Top high school economics students will have their knowledge tested at the annual ANZ Massey Economics Challenge, to be
held simultaneously at Massey’s Albany and Manawatū campuses on August 30.
With a refreshed format for 2013, the competition has attracted a record number of participants and competition for the
winners’ trophy is expected to be intense.
Economics lecturer and Albany event organiser Dr Brendan Moyle says the number of Auckland schools taking part has
doubled this year with 15 schools across the city entering teams. In Palmerston North competitor numbers have remained
steady, with Stratford High School competing for the first time.
“I think the new format has really removed some of the barriers for entry, and the competition is now more focused on
economics knowledge rather than presentation skills,” Dr Moyle says.
The 2013 Economics Challenge will consist of three rounds:
• Round one will be a multiple-choice quiz based on the NCEA curriculum. All teams will have the opportunity to
answer all questions.
• Round two will see each team presented with a question exploring different aspects of the New Zealand economy.

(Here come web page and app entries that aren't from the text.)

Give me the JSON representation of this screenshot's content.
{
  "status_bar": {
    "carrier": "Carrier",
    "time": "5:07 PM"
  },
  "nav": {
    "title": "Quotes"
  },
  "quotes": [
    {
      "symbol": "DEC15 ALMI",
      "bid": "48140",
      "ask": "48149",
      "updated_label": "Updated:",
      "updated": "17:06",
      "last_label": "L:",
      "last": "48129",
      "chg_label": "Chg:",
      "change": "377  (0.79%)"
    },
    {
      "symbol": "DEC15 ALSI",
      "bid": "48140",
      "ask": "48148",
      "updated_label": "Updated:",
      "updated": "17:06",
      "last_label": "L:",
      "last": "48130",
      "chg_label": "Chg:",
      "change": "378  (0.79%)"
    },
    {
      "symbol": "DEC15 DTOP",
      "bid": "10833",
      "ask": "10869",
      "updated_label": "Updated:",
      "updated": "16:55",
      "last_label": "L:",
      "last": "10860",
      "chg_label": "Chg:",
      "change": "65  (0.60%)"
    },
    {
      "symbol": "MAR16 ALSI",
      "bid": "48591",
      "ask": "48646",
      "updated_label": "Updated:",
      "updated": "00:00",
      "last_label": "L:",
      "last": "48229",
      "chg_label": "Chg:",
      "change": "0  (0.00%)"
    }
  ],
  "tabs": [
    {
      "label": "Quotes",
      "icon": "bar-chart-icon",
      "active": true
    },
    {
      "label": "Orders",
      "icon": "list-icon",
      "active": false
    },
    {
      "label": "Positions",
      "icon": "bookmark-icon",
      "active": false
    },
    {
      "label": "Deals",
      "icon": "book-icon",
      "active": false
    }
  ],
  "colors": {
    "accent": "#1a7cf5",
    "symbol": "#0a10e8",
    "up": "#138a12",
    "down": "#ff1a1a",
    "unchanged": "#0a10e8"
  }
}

Teams that answer the question well will be given a bonus follow-up question; if a team is unable to answer, the
question will be thrown to the other teams to answer.
• Round three will be a quick-fire round of general economics questions, with questions being answered by the
first team to hit its buzzer.
“Teams that are familiar with economics and the New Zealand economy, and also read newspapers and keep up with current
debates will do well,” Dr Moyle says. “We want to see if students can apply their textbook knowledge to understanding
the real world.”
Dr Moyle says the quick-fire round questions will be varied and interesting. “While this competition will give students
a bit of feedback on how they are going with their studies, we also want to show them that economics isn’t dull, that
what we do can be really fascinating.”
Manawatū competition organiser Associate Professor Rukmani Gounder says the event gives students valuable experience by
making them think about the wider aspects of economics, as well as the specific policy implications of decisions made by
key players like government.
“They get a taste of the challenges they can expect from a university-level education,” she says. “And I really enjoy
hearing the innovative ideas they bring when discussing the macroeconomic aspects of New Zealand’s economy.”
ANZ Bank is jointly sponsoring the competition with Massey University for the fifth year.
"Economics plays a big part in shaping the world young people will live and work in," says Craig Moffat, Auckland
Regional General Manager Retail Banking and one of this year’s judges. "As a bank we’re keen to support programmes like
this that help young New Zealanders build their financial knowledge and equip them for the future."
The students in each winning team will receive a Massey scholarship of $3000 towards full-time study in the College of
Business. Runner-up teams receive a $1500 scholarship. The judging panels for the competition include experts from ANZ,
Massey, Treasury and the Ministry of Business Innovation and Employment.